How does one successfully navigate the process of moving from an individual contributor or team member to a first-time manager and leader? Which leadership characteristics and competencies promote positive and authentic leadership and which practices or attitudes can detract from an individual’s leadership potential? Moreover, how does one learn or develop leadership capabilities?
Last month, I had the pleasure of attending the first National Association of Asian MBAs (NAAMBA) event hosted on the University of St. Thomas Minneapolis campus in the Opus College of Business Schulze Auditorium. The event focused on topic that resonated with all attendees, is consistently on the minds of business professionals, and is interwoven throughout the UST MBA program (and many other MBA programs’) curriculum: leadership.
To spark the discussion, NAAMBA-Twin Cities invited Robert C. Barnett, adjunct faculty member in UST’s Organizational Learning and Development department and principal and senior fellow in management consulting at Robert Barnett Consulting, LLC and MDA Leadership Consulting, to share his extensive research and findings about leadership.
The Multicultural Forum was held April 10-11, at the Minneapolis Convention Center with a spring snowstorm adding another dimension to the conference, especially for out-of-state visitors from warmer climes.
The Forum celebrated its 25th anniversary, culminating with a name change to The Forum on Workplace Inclusion. This new moniker reflects societal changes and a refocusing of the Forum’s agenda. Inclusion leads to engagement, innovation, productivity, and employee retention. Does your workplace value these variables? If not, what is the cost of not including, valuing, and listening to “others”? Considering business’ focus on financial outcomes—follow the money.
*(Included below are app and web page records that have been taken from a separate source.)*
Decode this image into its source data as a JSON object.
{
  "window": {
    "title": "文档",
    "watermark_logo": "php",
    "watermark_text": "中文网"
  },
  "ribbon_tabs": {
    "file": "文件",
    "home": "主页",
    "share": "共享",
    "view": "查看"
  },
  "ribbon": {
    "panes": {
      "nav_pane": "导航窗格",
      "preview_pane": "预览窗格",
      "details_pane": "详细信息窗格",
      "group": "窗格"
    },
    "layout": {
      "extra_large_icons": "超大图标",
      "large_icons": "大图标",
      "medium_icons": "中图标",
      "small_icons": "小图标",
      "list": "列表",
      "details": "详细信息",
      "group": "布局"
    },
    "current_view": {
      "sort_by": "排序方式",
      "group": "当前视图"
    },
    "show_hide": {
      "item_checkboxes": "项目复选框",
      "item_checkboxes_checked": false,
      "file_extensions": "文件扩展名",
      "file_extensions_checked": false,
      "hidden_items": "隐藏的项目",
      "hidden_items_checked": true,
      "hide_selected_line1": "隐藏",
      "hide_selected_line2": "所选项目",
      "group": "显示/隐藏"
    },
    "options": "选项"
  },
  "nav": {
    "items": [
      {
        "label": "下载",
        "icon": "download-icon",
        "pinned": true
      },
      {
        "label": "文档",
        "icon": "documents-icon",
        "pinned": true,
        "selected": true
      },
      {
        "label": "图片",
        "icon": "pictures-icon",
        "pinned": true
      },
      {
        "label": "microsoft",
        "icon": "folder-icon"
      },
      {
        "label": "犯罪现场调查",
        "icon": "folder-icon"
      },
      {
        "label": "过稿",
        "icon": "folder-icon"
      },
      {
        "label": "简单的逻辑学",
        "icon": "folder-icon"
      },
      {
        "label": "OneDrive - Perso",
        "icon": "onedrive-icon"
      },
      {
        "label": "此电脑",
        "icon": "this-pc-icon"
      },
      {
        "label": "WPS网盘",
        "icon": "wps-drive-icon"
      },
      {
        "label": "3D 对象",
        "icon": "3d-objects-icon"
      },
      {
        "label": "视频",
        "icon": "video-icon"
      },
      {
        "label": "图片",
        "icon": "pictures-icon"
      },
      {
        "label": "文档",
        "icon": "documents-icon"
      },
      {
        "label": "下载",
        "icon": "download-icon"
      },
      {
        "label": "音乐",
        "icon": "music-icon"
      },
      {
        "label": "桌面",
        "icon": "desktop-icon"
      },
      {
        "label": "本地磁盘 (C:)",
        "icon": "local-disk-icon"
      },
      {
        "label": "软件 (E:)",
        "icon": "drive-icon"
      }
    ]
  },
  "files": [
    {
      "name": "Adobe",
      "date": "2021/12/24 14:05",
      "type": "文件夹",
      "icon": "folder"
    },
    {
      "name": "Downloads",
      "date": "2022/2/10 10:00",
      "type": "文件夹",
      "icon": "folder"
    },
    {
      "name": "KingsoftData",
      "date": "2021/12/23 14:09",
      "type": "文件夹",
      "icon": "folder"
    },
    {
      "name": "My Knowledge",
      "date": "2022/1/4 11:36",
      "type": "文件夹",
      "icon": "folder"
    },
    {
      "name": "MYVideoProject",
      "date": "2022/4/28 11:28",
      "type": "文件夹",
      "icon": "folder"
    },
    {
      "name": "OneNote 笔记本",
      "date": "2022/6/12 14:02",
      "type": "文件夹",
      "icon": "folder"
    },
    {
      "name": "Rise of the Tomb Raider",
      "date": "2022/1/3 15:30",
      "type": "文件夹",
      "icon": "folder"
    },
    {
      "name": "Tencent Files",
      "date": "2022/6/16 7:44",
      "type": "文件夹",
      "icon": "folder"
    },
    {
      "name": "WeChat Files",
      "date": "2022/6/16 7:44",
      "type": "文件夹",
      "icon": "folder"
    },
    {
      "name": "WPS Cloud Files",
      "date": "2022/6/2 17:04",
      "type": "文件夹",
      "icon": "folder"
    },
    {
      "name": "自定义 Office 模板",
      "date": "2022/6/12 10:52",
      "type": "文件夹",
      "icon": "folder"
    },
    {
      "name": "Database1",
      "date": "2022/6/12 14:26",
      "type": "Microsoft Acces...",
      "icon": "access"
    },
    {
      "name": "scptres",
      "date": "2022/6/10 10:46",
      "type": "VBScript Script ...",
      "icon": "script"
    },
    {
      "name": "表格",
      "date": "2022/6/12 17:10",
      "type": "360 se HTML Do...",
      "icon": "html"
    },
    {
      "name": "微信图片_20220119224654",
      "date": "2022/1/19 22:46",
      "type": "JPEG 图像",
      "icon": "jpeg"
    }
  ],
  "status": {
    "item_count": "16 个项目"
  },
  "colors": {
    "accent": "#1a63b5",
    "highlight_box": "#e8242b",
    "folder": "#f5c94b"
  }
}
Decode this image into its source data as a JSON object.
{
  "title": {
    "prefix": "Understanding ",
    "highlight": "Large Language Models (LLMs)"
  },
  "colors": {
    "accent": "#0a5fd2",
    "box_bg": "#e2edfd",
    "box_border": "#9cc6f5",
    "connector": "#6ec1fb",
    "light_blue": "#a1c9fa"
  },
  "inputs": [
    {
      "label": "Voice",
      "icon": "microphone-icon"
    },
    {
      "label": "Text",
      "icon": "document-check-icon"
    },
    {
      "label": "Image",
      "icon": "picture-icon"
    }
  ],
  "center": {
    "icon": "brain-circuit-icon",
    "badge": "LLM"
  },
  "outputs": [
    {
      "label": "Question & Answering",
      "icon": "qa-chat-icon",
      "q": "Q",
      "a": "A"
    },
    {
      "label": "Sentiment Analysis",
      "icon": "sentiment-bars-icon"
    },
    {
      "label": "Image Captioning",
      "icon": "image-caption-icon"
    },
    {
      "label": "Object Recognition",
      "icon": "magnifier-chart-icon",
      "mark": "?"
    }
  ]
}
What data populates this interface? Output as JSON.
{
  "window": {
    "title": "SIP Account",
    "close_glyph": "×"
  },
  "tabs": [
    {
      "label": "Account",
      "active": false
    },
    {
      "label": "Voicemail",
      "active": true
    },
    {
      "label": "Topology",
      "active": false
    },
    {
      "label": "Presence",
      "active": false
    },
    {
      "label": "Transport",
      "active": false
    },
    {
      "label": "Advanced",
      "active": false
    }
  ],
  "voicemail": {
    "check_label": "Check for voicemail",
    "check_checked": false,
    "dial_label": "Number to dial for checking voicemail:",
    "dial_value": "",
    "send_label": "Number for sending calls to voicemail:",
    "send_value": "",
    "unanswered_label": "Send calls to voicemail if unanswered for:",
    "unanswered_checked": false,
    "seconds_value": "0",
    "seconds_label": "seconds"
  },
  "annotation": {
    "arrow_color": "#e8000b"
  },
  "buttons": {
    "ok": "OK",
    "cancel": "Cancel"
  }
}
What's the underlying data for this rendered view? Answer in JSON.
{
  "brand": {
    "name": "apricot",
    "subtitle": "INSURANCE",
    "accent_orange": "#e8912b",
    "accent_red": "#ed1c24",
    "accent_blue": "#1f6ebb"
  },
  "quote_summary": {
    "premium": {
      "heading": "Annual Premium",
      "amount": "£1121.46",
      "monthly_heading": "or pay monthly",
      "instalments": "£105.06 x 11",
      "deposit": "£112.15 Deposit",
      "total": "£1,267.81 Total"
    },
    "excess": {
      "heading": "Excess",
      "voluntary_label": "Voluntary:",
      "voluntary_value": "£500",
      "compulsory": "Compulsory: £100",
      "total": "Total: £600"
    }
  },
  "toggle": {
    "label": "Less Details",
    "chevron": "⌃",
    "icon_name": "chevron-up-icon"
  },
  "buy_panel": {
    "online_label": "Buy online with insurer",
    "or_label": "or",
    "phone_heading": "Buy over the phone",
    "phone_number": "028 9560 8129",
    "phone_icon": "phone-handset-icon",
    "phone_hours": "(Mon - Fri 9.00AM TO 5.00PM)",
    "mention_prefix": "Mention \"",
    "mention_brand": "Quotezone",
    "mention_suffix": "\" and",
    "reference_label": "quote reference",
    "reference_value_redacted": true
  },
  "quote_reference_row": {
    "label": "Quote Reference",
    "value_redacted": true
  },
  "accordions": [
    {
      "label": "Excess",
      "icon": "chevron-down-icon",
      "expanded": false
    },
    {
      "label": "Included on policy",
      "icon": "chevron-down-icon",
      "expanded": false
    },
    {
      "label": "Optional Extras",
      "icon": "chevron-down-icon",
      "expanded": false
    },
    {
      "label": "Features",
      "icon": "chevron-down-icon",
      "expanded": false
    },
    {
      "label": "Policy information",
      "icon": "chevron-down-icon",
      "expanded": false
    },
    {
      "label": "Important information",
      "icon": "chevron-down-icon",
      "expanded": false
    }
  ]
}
Organizations and businesses are recognizing the economic benefit to the bottom line when they value and practice inclusion.
I was able to attend a variety of sessions. Highlights: